Exercise requirements: Some lines below may hold the string "screenshot". Count them and give only the total.

Items from an interface collection:
* * * *
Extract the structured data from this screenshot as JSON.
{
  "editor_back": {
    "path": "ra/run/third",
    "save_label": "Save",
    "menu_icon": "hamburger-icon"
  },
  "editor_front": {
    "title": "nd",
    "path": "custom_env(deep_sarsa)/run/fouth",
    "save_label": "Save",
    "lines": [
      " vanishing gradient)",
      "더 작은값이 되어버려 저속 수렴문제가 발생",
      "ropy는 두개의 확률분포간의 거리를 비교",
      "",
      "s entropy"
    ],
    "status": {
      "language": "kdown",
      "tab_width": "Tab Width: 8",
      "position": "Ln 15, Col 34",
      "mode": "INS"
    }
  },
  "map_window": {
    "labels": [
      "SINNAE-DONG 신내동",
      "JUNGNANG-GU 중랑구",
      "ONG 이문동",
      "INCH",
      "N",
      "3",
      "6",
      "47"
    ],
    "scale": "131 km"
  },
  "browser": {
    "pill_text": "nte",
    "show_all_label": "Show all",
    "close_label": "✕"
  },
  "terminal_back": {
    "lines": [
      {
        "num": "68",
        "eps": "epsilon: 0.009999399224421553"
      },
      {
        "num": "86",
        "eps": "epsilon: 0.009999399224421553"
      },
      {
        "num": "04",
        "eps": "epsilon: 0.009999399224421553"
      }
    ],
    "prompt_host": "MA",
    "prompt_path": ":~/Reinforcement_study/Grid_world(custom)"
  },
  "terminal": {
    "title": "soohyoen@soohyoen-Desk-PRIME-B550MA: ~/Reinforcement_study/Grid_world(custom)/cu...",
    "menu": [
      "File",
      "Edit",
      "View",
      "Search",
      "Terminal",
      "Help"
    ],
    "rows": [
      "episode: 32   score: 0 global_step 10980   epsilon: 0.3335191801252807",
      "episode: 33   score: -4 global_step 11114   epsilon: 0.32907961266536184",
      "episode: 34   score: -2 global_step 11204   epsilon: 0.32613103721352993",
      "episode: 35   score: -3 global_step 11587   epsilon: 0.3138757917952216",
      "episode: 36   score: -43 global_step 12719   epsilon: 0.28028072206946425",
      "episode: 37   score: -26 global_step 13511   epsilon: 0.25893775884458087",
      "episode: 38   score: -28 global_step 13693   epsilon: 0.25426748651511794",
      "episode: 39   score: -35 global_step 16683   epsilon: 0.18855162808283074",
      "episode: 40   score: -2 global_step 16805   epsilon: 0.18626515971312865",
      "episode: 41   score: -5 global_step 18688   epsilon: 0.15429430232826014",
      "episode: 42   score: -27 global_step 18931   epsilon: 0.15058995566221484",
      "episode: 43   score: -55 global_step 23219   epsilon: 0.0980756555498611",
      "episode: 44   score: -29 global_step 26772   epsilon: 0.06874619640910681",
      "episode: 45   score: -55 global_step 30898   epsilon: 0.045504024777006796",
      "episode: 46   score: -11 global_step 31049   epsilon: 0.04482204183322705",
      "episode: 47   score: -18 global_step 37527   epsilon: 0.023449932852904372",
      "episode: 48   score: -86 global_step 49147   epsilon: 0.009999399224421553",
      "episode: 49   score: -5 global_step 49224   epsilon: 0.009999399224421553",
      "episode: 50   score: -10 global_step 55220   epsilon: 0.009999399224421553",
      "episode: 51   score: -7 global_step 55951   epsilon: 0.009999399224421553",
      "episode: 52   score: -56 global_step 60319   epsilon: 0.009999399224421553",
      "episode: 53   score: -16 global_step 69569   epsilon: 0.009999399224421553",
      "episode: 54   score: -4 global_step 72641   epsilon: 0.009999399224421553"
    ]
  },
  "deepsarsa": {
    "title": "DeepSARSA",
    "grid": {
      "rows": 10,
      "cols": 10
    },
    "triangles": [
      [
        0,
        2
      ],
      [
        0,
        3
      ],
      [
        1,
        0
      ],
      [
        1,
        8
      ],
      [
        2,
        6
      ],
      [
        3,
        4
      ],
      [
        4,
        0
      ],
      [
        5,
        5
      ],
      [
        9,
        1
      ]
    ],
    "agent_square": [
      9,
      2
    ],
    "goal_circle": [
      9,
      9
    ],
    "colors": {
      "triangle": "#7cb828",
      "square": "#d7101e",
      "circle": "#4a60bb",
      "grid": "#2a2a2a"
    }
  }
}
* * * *
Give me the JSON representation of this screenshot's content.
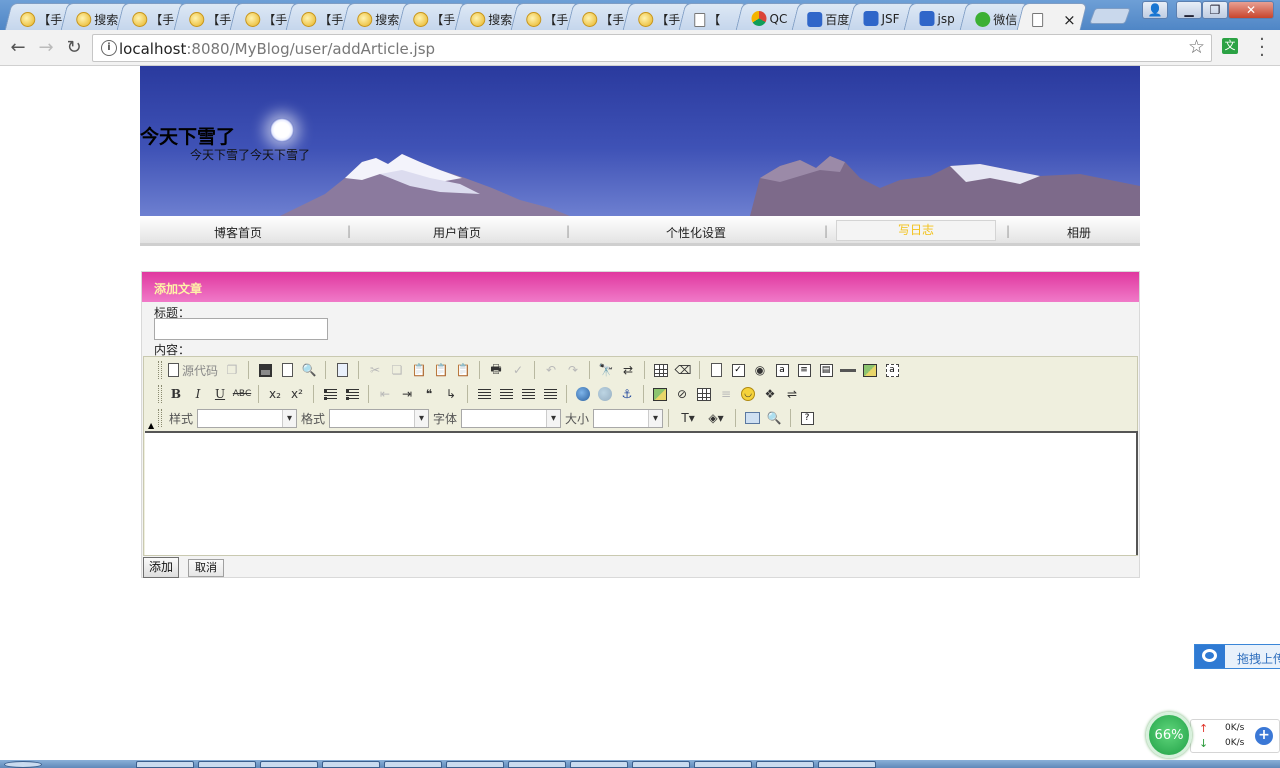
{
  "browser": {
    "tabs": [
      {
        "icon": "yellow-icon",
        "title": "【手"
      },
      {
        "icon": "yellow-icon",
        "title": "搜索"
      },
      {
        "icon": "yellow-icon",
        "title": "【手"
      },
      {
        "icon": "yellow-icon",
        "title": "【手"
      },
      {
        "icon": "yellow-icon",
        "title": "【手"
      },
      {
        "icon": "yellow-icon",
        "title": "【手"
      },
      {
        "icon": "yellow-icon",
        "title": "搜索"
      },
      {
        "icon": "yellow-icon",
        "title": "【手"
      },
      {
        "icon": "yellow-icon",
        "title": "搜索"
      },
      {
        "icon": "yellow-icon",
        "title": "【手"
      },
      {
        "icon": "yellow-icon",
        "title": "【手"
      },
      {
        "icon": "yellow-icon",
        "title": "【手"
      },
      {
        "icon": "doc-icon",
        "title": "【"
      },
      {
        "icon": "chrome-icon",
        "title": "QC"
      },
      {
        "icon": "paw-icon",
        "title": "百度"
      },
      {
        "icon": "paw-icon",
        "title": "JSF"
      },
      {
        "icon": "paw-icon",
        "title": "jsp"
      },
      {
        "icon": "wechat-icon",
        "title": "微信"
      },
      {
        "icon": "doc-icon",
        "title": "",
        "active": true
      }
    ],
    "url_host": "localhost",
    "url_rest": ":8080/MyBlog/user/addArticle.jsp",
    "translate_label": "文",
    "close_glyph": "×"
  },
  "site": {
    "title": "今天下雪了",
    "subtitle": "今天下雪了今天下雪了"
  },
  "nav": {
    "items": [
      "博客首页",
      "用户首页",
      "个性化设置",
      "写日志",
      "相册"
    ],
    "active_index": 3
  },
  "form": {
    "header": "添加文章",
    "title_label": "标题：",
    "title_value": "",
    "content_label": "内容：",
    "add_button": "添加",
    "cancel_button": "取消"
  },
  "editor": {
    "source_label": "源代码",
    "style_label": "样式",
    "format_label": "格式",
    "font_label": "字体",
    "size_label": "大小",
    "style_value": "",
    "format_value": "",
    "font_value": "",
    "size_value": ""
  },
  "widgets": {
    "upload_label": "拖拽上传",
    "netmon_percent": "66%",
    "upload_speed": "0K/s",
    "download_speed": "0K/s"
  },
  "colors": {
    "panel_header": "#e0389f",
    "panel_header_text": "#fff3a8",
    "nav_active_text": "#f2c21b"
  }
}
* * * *
Task result: 2